“One of the ways I found out I was a true caregiver—in 2009, in middle of the night, I was picked up and thrown across the room.”
When Veterans return from service, their family members and close friends can face a major change in identity, but these family members don’t always identify as caregivers. Shifting their time away from career goals and personal aspirations, they put the Veteran first, and step into a role that includes juggling appointments and medication refills, raising a family, and running to the Veteran’s side when they wake up with nightmares in the middle of the night. Without even realizing it, these informal caregivers step into their role and work to absorb the pain of the Veteran while silently letting go of time for self-care.
Navigating a complex system
“The VA told me, ‘we don't have space for you, we [only] just started dealing with the Vietnam veterans.’”
Caregivers often find it difficult to locate or access the help they need, and in the early stages of their journey, they don’t always know how to connect with local resources and support that could make their lives easier. Many caregivers also struggle to understand eligibility requirements during the application process for caregiver support programs, only to receive a short letter in the mail stating that they did not qualify.

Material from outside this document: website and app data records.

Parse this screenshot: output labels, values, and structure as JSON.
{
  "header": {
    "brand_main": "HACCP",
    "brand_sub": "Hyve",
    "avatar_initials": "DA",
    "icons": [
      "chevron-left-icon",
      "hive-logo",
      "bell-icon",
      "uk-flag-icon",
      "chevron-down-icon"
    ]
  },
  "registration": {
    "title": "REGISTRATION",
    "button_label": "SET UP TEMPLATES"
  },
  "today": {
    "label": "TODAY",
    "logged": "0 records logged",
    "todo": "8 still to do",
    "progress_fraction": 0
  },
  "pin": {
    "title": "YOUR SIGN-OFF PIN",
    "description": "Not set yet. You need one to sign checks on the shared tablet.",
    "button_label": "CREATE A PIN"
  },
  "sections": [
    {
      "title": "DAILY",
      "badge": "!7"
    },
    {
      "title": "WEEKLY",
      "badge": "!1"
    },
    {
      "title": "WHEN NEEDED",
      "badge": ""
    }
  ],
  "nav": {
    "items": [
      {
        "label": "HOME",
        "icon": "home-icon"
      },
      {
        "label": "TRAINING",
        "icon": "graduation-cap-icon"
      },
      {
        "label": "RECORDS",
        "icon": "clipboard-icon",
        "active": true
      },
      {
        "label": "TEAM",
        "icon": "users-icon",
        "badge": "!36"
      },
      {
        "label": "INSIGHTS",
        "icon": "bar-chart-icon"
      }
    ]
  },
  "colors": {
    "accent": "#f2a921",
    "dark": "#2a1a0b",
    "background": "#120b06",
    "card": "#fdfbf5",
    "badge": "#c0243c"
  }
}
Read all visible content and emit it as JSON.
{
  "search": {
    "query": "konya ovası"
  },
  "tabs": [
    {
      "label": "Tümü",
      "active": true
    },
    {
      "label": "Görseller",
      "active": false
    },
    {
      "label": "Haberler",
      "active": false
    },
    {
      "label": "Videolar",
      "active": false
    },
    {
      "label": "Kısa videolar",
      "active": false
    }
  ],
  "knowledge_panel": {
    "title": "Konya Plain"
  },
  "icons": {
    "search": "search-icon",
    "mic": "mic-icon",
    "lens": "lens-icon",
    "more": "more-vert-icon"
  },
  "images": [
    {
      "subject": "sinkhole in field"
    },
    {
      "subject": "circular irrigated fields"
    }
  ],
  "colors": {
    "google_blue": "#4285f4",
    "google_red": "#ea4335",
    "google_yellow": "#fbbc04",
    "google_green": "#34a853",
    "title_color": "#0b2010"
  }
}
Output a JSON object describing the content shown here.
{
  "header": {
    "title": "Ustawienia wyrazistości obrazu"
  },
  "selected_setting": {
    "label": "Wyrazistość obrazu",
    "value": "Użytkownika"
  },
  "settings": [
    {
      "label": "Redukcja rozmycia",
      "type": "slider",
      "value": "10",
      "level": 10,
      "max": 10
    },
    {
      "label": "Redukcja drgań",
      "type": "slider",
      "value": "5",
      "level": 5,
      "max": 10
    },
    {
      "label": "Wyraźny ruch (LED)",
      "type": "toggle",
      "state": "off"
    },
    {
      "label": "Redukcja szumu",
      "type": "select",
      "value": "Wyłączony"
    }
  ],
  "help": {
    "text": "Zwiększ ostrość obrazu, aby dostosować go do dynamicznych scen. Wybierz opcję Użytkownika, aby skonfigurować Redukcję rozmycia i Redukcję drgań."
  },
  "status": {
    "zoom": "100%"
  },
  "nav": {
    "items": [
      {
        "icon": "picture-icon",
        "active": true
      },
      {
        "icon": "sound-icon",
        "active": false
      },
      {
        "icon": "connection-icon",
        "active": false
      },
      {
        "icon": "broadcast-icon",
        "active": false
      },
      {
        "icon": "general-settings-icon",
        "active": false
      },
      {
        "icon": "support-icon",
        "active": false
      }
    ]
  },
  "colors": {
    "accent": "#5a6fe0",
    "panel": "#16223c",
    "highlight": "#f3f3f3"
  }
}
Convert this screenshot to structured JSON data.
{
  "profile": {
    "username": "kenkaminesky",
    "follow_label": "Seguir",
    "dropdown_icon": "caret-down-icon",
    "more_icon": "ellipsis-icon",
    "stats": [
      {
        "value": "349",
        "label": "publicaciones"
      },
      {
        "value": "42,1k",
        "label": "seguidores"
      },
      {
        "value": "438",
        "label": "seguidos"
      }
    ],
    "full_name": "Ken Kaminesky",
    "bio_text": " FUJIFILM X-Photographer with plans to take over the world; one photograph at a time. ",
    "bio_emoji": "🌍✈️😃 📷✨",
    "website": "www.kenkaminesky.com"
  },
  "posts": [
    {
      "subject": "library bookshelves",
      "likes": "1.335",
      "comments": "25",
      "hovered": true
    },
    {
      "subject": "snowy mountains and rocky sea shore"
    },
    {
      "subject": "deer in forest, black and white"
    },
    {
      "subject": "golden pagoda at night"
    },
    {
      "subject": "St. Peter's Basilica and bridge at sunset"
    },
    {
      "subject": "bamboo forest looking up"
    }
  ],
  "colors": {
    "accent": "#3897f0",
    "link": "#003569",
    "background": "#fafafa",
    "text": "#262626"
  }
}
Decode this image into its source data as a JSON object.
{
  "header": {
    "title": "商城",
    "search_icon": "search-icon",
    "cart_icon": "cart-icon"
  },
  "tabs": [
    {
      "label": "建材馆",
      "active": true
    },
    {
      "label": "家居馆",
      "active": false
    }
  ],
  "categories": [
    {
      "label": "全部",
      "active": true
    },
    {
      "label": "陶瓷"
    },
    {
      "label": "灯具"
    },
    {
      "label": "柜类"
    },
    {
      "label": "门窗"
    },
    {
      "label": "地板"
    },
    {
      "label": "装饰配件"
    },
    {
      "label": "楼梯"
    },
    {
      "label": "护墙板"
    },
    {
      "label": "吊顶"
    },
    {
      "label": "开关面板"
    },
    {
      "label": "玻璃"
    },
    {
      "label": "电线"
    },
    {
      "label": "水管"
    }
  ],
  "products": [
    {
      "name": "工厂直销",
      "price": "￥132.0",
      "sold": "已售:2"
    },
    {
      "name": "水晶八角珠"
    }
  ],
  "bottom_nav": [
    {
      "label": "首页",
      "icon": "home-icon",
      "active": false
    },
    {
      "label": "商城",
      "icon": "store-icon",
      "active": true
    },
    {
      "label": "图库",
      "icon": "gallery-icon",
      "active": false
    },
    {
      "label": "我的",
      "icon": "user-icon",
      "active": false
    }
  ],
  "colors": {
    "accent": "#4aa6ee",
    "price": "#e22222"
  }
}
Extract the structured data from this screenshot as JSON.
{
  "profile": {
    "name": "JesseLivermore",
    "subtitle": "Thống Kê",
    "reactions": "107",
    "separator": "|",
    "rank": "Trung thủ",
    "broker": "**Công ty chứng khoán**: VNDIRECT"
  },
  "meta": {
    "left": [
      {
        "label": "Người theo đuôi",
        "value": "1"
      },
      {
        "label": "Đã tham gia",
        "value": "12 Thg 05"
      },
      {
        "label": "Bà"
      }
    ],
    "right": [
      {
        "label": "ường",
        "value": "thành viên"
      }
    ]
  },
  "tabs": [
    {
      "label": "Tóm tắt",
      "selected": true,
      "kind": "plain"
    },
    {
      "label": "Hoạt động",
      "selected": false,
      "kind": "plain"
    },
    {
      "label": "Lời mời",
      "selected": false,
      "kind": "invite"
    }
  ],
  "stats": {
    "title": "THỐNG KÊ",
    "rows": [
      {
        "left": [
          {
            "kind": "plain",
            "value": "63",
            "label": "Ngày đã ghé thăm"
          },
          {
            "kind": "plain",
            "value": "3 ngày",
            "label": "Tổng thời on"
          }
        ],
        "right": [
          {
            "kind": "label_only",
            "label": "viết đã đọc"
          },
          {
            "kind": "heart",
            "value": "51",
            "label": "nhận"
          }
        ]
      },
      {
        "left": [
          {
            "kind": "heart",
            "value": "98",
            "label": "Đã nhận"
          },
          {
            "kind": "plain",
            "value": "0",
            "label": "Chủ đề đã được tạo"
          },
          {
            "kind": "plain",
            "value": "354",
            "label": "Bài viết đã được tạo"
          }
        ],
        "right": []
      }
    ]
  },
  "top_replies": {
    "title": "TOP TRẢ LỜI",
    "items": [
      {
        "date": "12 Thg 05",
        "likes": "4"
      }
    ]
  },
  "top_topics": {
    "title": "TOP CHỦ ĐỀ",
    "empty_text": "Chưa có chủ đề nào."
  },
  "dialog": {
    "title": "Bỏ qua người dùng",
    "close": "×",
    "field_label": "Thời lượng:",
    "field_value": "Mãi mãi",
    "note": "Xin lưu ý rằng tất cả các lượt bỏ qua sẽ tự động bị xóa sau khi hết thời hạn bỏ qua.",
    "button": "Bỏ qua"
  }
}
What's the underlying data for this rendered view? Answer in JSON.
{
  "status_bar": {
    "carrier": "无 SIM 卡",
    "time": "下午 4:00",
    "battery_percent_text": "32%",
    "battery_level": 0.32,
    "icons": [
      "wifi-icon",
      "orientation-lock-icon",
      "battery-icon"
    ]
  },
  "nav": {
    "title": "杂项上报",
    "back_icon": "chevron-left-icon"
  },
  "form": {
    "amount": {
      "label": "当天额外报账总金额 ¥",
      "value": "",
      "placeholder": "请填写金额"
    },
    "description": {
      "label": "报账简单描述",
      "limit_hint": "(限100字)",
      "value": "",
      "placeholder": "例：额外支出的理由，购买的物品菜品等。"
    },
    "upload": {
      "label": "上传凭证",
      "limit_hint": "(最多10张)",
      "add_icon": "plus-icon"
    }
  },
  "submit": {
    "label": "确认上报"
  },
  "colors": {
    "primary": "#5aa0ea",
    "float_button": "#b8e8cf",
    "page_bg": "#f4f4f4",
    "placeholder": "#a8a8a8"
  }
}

Lack of Support
“The civilian world doesn't get it. They don't understand where we're coming from, and I'd rather have someone who knows what I'm going through to open up with.”
Being the caregiver of a Veteran is a unique experience, with complexities that can best be understood by a fellow caregiver. As a result, many caregivers do not rely on formal networks to meet their needs. Rather, social media and online forums are connecting caregivers and providing emotional support and provide this group with the connection and support they need, in the most efficient way possible.
“I was teaching psychology at a local college. That was my ‘me time.’ That was my get-away, escape time. And I had to cut back … I had to give that up for his care.”
Finding ways to de-stress and maintain peace of mind can be challenging, especially when many caregivers have way too much on their plates. They are often managing upcoming healthcare appointments for their Veteran, assisting their Veteran with simple daily activities like eating or using the bathroom, and caring for school-aged children.
The challenges that caregivers face are both real and personal. Various parts of the interview process forced us to take a step back and take a moment to fully digest the emotional heaviness of the interviews. But these insights have made us incredibly eager to brainstorm innovative ways to transform the lives of caregivers for the better.
Dani Cinali, Brandon Lee, Amelia Sampat, Matthew Spector, and Katherine Spies